Denial is a coping mechanism and just part of life. But letting it go on and on can be damaging to overall health. Accepting that you have diabetes can be very scary because then you have to face the fears and emotions that come along with the disease. I think having a person talk to someone who has diabetes or attending a support group might be a first step. Then they can hear from others who may be feeling the same way they are and then they can also see there are many others living with it and managing it well. Once they are able to express their own emotions about the diagnosis, then it opens the door for them to move on to acceptance and taking action.
What are some challenges you have experienced while working with Diabetes patients?
In one role as a diabetes educator, the majority of people I worked with had Type 2 diabetes for a long duration. The majority had diabetes that was not well controlled. Many of the patients had met with and RD, CDE many times so they felt they had “been there, done that, and didn’t want to do it again”. It got to the point if I had 1 or 2 people who actually wanted to talk to me in a month, I would get really excited and it was enough to keep me going. I just got really frustrated being in a situation where I really wanted to listen to people’s challenges and help them work on a plan, but they had no desire to meet with “the dietitian” because of past experiences or the idea of what they thought I was going to “tell them” to do.

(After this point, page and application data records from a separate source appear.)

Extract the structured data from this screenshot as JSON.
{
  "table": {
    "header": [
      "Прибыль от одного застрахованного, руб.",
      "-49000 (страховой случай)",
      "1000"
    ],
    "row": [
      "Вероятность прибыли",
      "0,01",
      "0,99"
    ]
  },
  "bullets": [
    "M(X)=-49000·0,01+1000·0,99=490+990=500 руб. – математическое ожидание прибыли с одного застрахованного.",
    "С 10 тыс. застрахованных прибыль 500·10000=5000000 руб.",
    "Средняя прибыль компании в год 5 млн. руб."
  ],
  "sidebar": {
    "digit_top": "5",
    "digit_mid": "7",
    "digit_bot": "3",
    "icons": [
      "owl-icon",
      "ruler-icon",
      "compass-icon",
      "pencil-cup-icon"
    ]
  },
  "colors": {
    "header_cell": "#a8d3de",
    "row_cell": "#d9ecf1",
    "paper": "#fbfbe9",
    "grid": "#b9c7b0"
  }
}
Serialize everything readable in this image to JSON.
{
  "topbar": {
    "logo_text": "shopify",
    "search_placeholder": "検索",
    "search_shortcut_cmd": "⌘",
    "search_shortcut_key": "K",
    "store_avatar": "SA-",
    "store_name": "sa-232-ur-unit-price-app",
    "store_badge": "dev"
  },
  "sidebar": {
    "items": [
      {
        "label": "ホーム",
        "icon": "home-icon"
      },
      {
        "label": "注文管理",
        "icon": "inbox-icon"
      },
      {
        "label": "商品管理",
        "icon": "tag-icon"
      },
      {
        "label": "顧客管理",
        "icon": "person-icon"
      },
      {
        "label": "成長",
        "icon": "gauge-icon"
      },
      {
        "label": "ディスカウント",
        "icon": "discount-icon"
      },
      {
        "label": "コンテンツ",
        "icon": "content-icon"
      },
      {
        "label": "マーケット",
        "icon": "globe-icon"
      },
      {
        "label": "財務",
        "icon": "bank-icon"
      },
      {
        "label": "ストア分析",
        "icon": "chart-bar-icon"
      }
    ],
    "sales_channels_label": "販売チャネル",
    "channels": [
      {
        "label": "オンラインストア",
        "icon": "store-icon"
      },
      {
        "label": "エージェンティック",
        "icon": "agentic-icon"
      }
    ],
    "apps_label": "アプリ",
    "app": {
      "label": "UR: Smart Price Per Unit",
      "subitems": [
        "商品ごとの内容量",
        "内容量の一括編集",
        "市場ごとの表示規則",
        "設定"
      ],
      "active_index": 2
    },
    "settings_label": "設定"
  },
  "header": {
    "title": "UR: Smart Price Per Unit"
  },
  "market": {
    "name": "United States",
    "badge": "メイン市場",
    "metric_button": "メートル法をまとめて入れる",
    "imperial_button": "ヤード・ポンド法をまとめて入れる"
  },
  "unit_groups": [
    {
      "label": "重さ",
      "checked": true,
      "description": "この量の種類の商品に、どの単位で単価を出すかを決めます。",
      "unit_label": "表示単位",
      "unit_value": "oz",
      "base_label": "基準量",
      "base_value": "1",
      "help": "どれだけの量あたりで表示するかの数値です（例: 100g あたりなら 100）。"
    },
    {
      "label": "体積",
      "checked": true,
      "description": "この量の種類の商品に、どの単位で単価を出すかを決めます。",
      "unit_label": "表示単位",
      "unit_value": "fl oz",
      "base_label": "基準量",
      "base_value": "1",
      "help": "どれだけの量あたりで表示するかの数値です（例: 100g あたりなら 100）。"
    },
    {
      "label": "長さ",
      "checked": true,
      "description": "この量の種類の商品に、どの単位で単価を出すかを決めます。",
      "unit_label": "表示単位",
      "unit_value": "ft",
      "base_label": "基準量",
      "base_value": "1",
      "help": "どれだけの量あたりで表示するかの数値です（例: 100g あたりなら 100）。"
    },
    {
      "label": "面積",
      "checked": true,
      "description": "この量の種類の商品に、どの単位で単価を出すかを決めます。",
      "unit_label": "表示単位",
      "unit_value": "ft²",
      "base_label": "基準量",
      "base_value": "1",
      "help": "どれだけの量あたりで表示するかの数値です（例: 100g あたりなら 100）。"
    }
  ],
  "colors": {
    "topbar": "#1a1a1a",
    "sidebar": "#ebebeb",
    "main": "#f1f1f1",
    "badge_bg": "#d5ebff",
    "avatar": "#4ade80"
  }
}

To contact Angela or find more about her visit her website www.healthysolutionswithangela.com